=== Records provided ===

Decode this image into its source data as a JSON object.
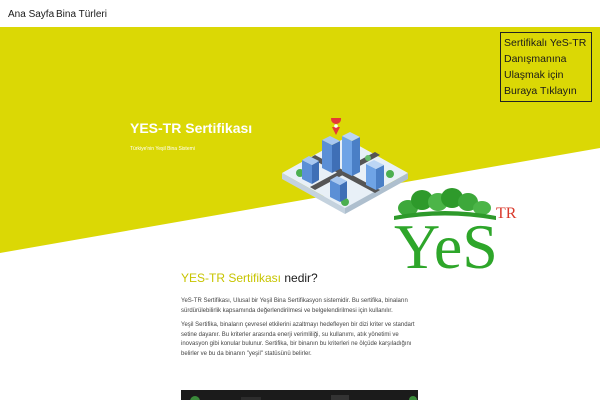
{
  "nav": {
    "home": "Ana Sayfa",
    "building_types": "Bina Türleri"
  },
  "consult_box": {
    "lines": [
      "Sertifikalı YeS-TR",
      "Danışmanına",
      "Ulaşmak için",
      "Buraya Tıklayın"
    ]
  },
  "hero": {
    "title": "YES-TR Sertifikası",
    "subtitle": "Türkiye'nin Yeşil Bina Sistemi"
  },
  "logo": {
    "main_text": "YeS",
    "superscript": "TR"
  },
  "section": {
    "heading_accent": "YES-TR Sertifikası",
    "heading_rest": " nedir?",
    "paragraphs": [
      "YeS-TR Sertifikası, Ulusal bir Yeşil Bina Sertifikasyon sistemidir. Bu sertifika, binaların sürdürülebilirlik kapsamında değerlendirilmesi ve belgelendirilmesi için kullanılır.",
      "Yeşil Sertifika, binaların çevresel etkilerini azaltmayı hedefleyen bir dizi kriter ve standart setine dayanır. Bu kriterler arasında enerji verimliliği, su kullanımı, atık yönetimi ve inovasyon gibi konular bulunur. Sertifika, bir binanın bu kriterleri ne ölçüde karşıladığını belirler ve bu da binanın \"yeşil\" statüsünü belirler."
    ]
  },
  "colors": {
    "hero_yellow": "#dbd805",
    "heading_accent": "#c7c400",
    "logo_green": "#2ea62a",
    "logo_red": "#d9392b"
  }
}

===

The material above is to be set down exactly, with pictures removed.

Decode this image into its source data as a JSON object.
{
  "nav": {
    "home": "Ana Sayfa",
    "building_types": "Bina Türleri"
  },
  "consult_box": {
    "lines": [
      "Sertifikalı YeS-TR",
      "Danışmanına",
      "Ulaşmak için",
      "Buraya Tıklayın"
    ]
  },
  "hero": {
    "title": "YES-TR Sertifikası",
    "subtitle": "Türkiye'nin Yeşil Bina Sistemi"
  },
  "logo": {
    "main_text": "YeS",
    "superscript": "TR"
  },
  "section": {
    "heading_accent": "YES-TR Sertifikası",
    "heading_rest": " nedir?",
    "paragraphs": [
      "YeS-TR Sertifikası, Ulusal bir Yeşil Bina Sertifikasyon sistemidir. Bu sertifika, binaların sürdürülebilirlik kapsamında değerlendirilmesi ve belgelendirilmesi için kullanılır.",
      "Yeşil Sertifika, binaların çevresel etkilerini azaltmayı hedefleyen bir dizi kriter ve standart setine dayanır. Bu kriterler arasında enerji verimliliği, su kullanımı, atık yönetimi ve inovasyon gibi konular bulunur. Sertifika, bir binanın bu kriterleri ne ölçüde karşıladığını belirler ve bu da binanın \"yeşil\" statüsünü belirler."
    ]
  },
  "colors": {
    "hero_yellow": "#dbd805",
    "heading_accent": "#c7c400",
    "logo_green": "#2ea62a",
    "logo_red": "#d9392b"
  }
}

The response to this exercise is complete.